= Problem description =
All pictures are to be excluded when the data below is output verbatim.

= Exercise materials =
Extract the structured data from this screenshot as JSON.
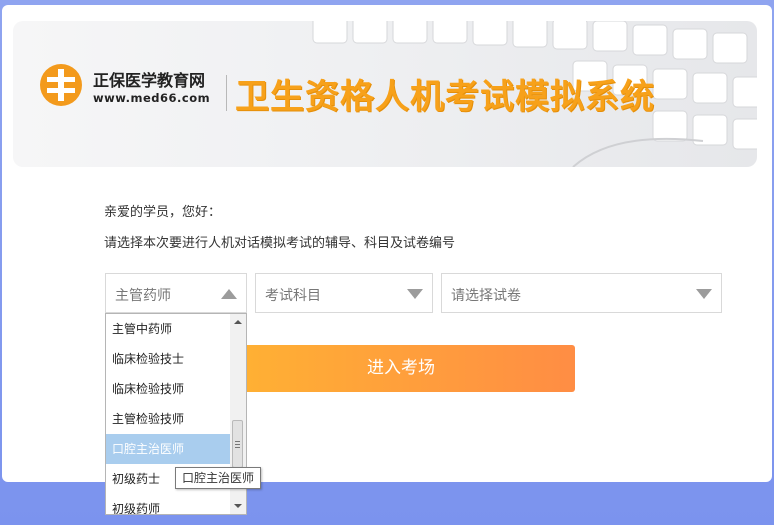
{
  "banner": {
    "logo_name": "正保医学教育网",
    "logo_url": "www.med66.com",
    "headline": "卫生资格人机考试模拟系统"
  },
  "intro": {
    "greeting": "亲爱的学员，您好：",
    "instruction": "请选择本次要进行人机对话模拟考试的辅导、科目及试卷编号"
  },
  "selects": {
    "category": {
      "value": "主管药师"
    },
    "subject": {
      "placeholder": "考试科目"
    },
    "paper": {
      "placeholder": "请选择试卷"
    }
  },
  "enter_button": {
    "label": "进入考场"
  },
  "dropdown": {
    "options": [
      "主管中药师",
      "临床检验技士",
      "临床检验技师",
      "主管检验技师",
      "口腔主治医师",
      "初级药士",
      "初级药师"
    ],
    "highlighted": "口腔主治医师"
  },
  "tooltip": {
    "text": "口腔主治医师"
  },
  "colors": {
    "accent": "#f7a11a",
    "button_start": "#ffb233",
    "button_end": "#ff8d44",
    "highlight": "#a9cdee",
    "background": "#8fa4f0"
  },
  "icons": [
    "logo-icon",
    "chevron-up-icon",
    "chevron-down-icon",
    "scroll-up-icon",
    "scroll-down-icon"
  ]
}
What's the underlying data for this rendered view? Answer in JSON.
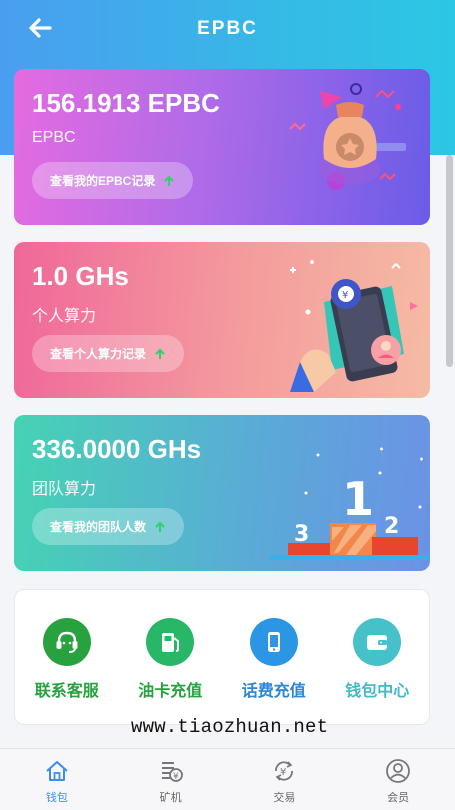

= Task answer =
Extract the structured data from this screenshot as JSON.
{
  "banner": {
    "logo_name": "正保医学教育网",
    "logo_url": "www.med66.com",
    "headline": "卫生资格人机考试模拟系统"
  },
  "intro": {
    "greeting": "亲爱的学员，您好：",
    "instruction": "请选择本次要进行人机对话模拟考试的辅导、科目及试卷编号"
  },
  "selects": {
    "category": {
      "value": "主管药师"
    },
    "subject": {
      "placeholder": "考试科目"
    },
    "paper": {
      "placeholder": "请选择试卷"
    }
  },
  "enter_button": {
    "label": "进入考场"
  },
  "dropdown": {
    "options": [
      "主管中药师",
      "临床检验技士",
      "临床检验技师",
      "主管检验技师",
      "口腔主治医师",
      "初级药士",
      "初级药师"
    ],
    "highlighted": "口腔主治医师"
  },
  "tooltip": {
    "text": "口腔主治医师"
  },
  "colors": {
    "accent": "#f7a11a",
    "button_start": "#ffb233",
    "button_end": "#ff8d44",
    "highlight": "#a9cdee",
    "background": "#8fa4f0"
  },
  "icons": [
    "logo-icon",
    "chevron-up-icon",
    "chevron-down-icon",
    "scroll-up-icon",
    "scroll-down-icon"
  ]
}
What's the underlying data for this rendered view? Answer in JSON.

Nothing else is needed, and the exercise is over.